BMW's second-quarter profit declined by a fifth, struck by currency rate moves and capital outlay in electric and hybrid cars production to support meet tighter emissions margins.
Yet, the German car builder adhered to its annual gauges, staying away from the returns threats that have punched the business and lifting its stocks higher on Thursday.
Automakers actively invest funds into cleaner and self-driving technologies as interest in China, the world's greatest auto market, is declining and Sino-U.S. trade row is limiting worldwide financial development.
German adversary Daimler and industry provider Continental have both struggled from revenues threats recently, even though Fiat Chrysler and Volkswagen adhered to their 2019 estimates.
BMW reported income before demand and taxes tumbled to 2.2 billion euros ($2.4 billion) in the second quarter, struck by the expense of attempting to meet tighter emissions margins due in 2021.
The capital outlay in property, plant, and hardware gained 39 percent as the firm opened an industrial facility in Mexico and re-equipped its factories to present more adaptable machining line help it double deals of electric and hybrid autos by 2021.
BMW reported the return on sales at its car division tumbled to 6.5 percent from 8.6 percent per year earlier, in spite of a 1.5 percent growth in vehicle deals over a similar period.

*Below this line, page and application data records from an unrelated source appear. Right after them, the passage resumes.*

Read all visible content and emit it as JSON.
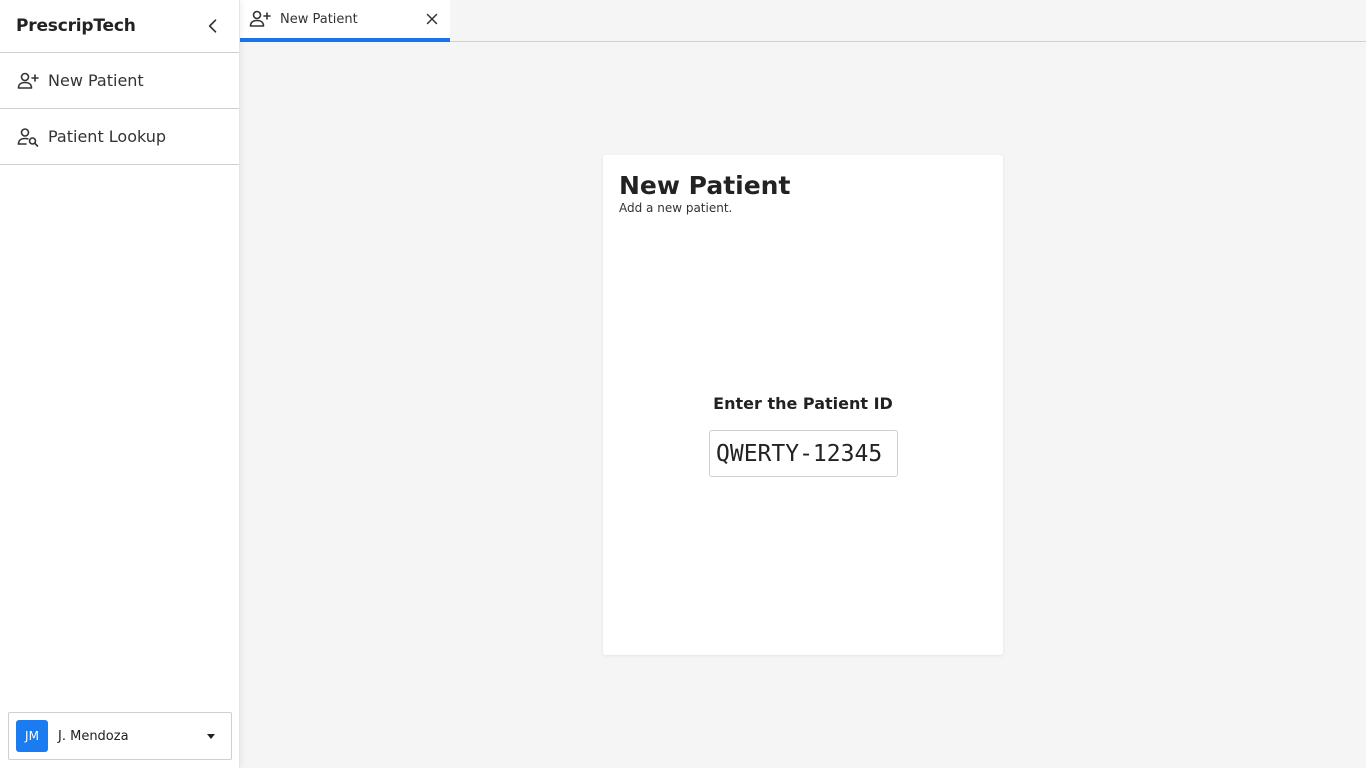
{
  "app": {
    "brand": "PrescripTech"
  },
  "sidebar": {
    "collapse_icon": "chevron-left-icon",
    "items": [
      {
        "label": "New Patient",
        "icon": "person-add-icon"
      },
      {
        "label": "Patient Lookup",
        "icon": "person-search-icon"
      }
    ]
  },
  "user": {
    "initials": "JM",
    "name": "J. Mendoza",
    "avatar_color": "#1a7cf0"
  },
  "tabs": [
    {
      "label": "New Patient",
      "icon": "person-add-icon",
      "active": true
    }
  ],
  "main": {
    "title": "New Patient",
    "subtitle": "Add a new patient.",
    "id_label": "Enter the Patient ID",
    "id_value": "QWERTY-12345"
  },
  "colors": {
    "accent": "#1a73e8",
    "background": "#f5f5f5"
  }
}
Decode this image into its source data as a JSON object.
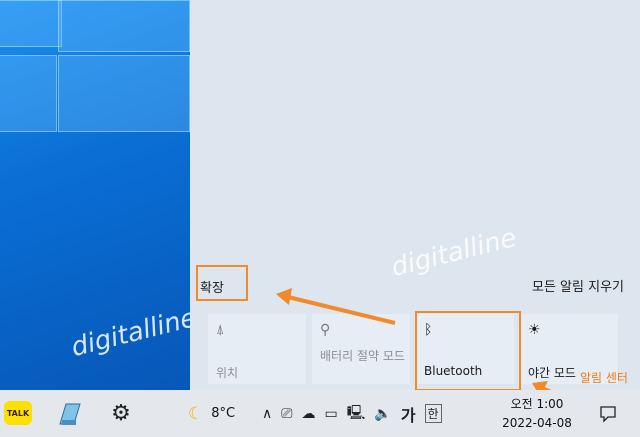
{
  "watermark": "digitalline",
  "action_center": {
    "expand_label": "확장",
    "clear_all_label": "모든 알림 지우기",
    "tiles": [
      {
        "label": "위치",
        "icon": "location-icon",
        "active": false
      },
      {
        "label": "배터리 절약 모드",
        "icon": "battery-saver-icon",
        "active": false
      },
      {
        "label": "Bluetooth",
        "icon": "bluetooth-icon",
        "active": true
      },
      {
        "label": "야간 모드",
        "icon": "night-light-icon",
        "active": true
      }
    ]
  },
  "annotation": {
    "callout": "알림 센터",
    "color": "#f08a2c"
  },
  "taskbar": {
    "kakao_label": "TALK",
    "weather": "8°C",
    "ime_hangul": "가",
    "ime_han": "한",
    "clock": {
      "line1": "오전 1:00",
      "line2": "2022-04-08"
    }
  }
}
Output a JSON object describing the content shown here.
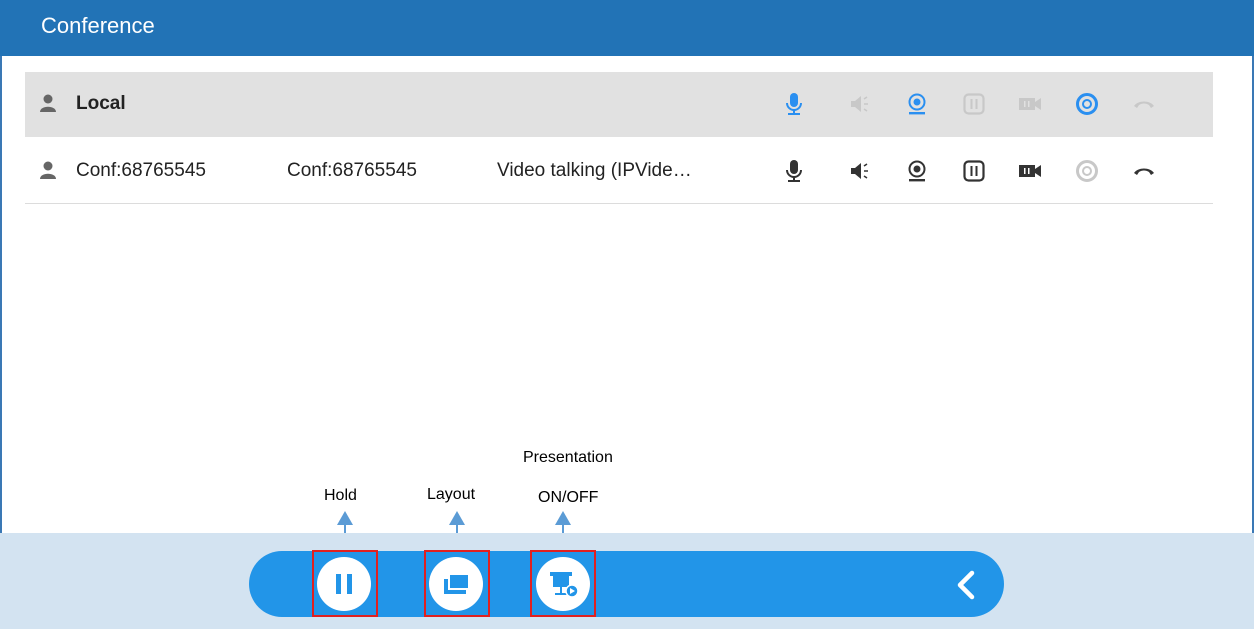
{
  "header": {
    "title": "Conference"
  },
  "participants": [
    {
      "name": "Local",
      "number": "",
      "status": "",
      "icons": [
        "mic-icon",
        "speaker-icon",
        "camera-icon",
        "hold-icon",
        "video-icon",
        "presentation-icon",
        "hangup-icon"
      ],
      "icon_colors": {
        "mic": "#2a8ff0",
        "speaker": "#c8c8c8",
        "camera": "#2a8ff0",
        "hold": "#c8c8c8",
        "video": "#c8c8c8",
        "presentation": "#2a8ff0",
        "hangup": "#c8c8c8"
      }
    },
    {
      "name": "Conf:68765545",
      "number": "Conf:68765545",
      "status": "Video talking (IPVide…",
      "icons": [
        "mic-icon",
        "speaker-icon",
        "camera-icon",
        "hold-icon",
        "video-icon",
        "presentation-icon",
        "hangup-icon"
      ],
      "icon_colors": {
        "mic": "#333333",
        "speaker": "#333333",
        "camera": "#333333",
        "hold": "#333333",
        "video": "#333333",
        "presentation": "#c8c8c8",
        "hangup": "#333333"
      }
    }
  ],
  "annotations": {
    "hold": "Hold",
    "layout": "Layout",
    "presentation_line1": "Presentation",
    "presentation_line2": "ON/OFF"
  },
  "controls": {
    "buttons": [
      "hold-button",
      "layout-button",
      "presentation-button"
    ],
    "back": "back-chevron-icon"
  },
  "colors": {
    "header": "#2273b6",
    "pill": "#2295e8",
    "highlight": "#e02020",
    "arrow": "#5b9bd5"
  }
}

Yet experts cited the operating profit margin in comparison with Mercedes-Benz's 3.6 percent and Audi's 8 percent given BMW sees bigger volumes and a better blend of model deals in the second part of the year.

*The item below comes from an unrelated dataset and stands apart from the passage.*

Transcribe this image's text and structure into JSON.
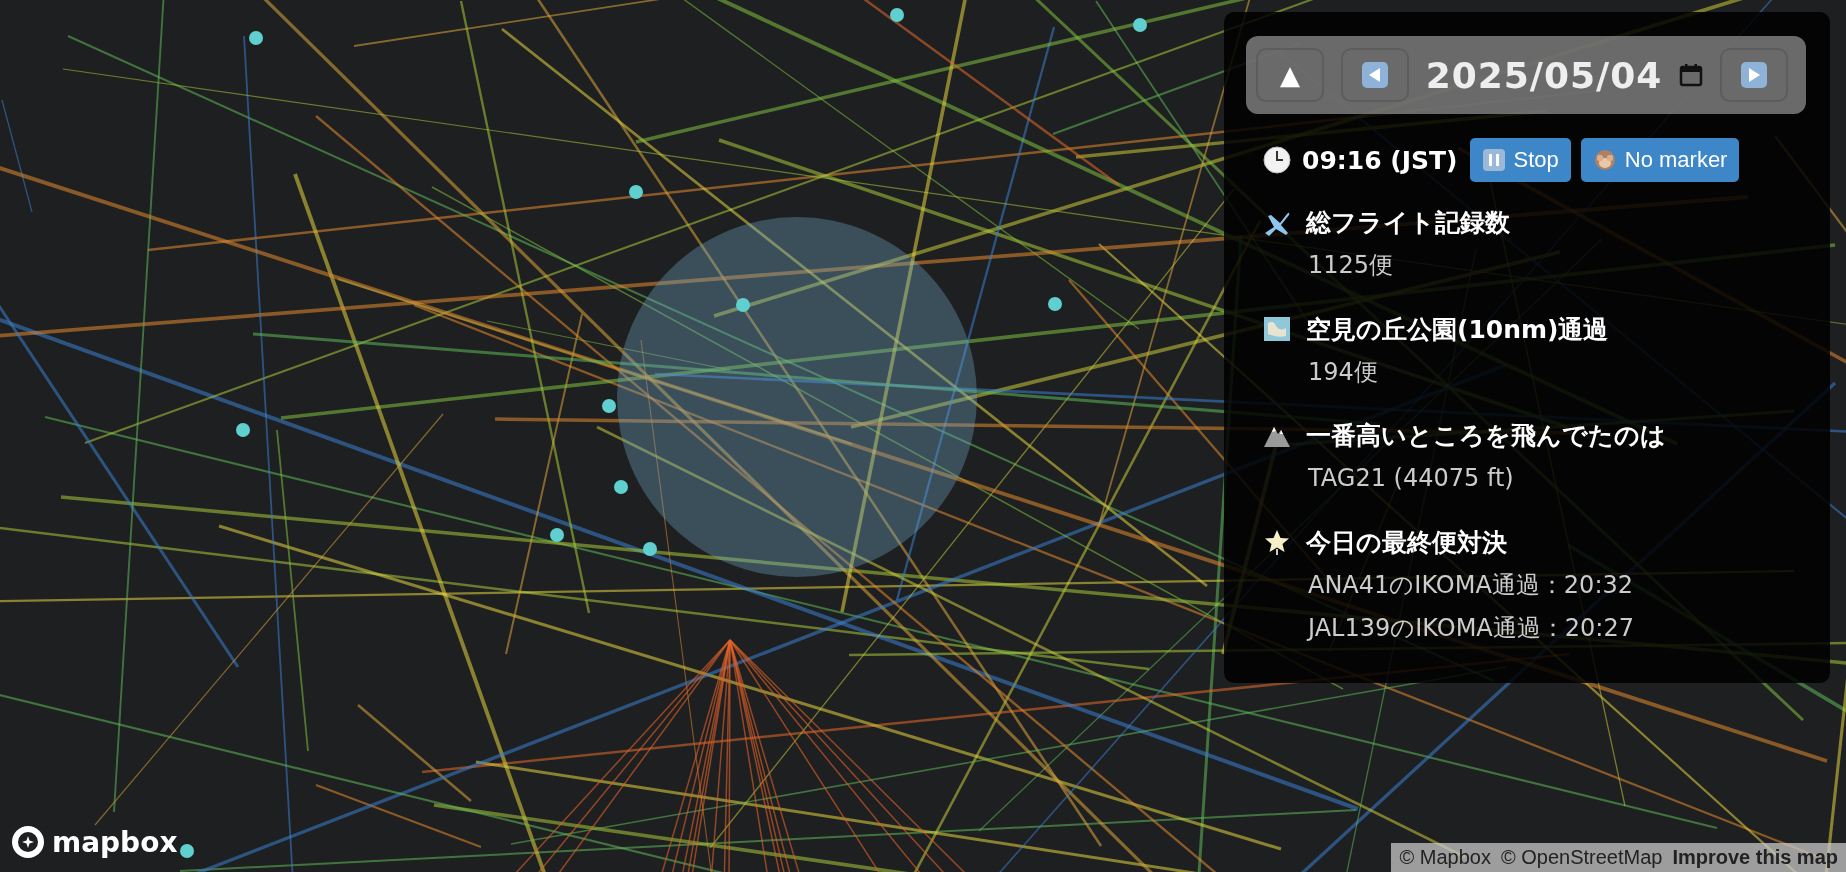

BMW emphasized its conjecture for a major decline in group returns before tax in 2019 just as an insignificant gain in vehicle supplies, and an EBIT margin of 4.5-6.5 percent in the automobile construction sector.

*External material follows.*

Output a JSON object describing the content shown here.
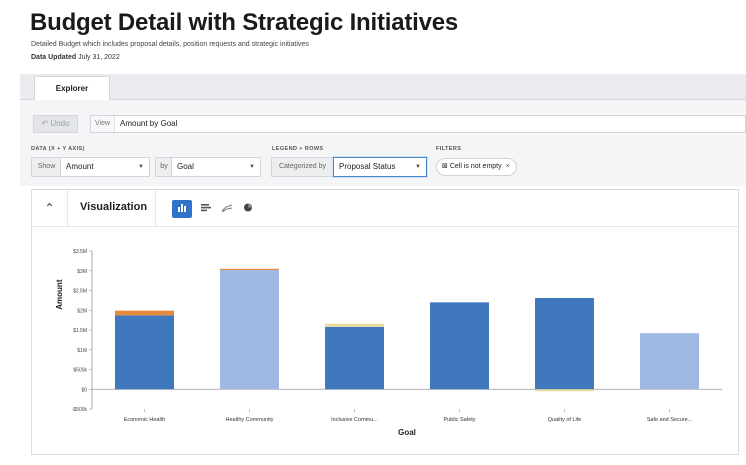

BMW stocks edged higher by 1.2 percent at 67.62 euros at 1015 GMT.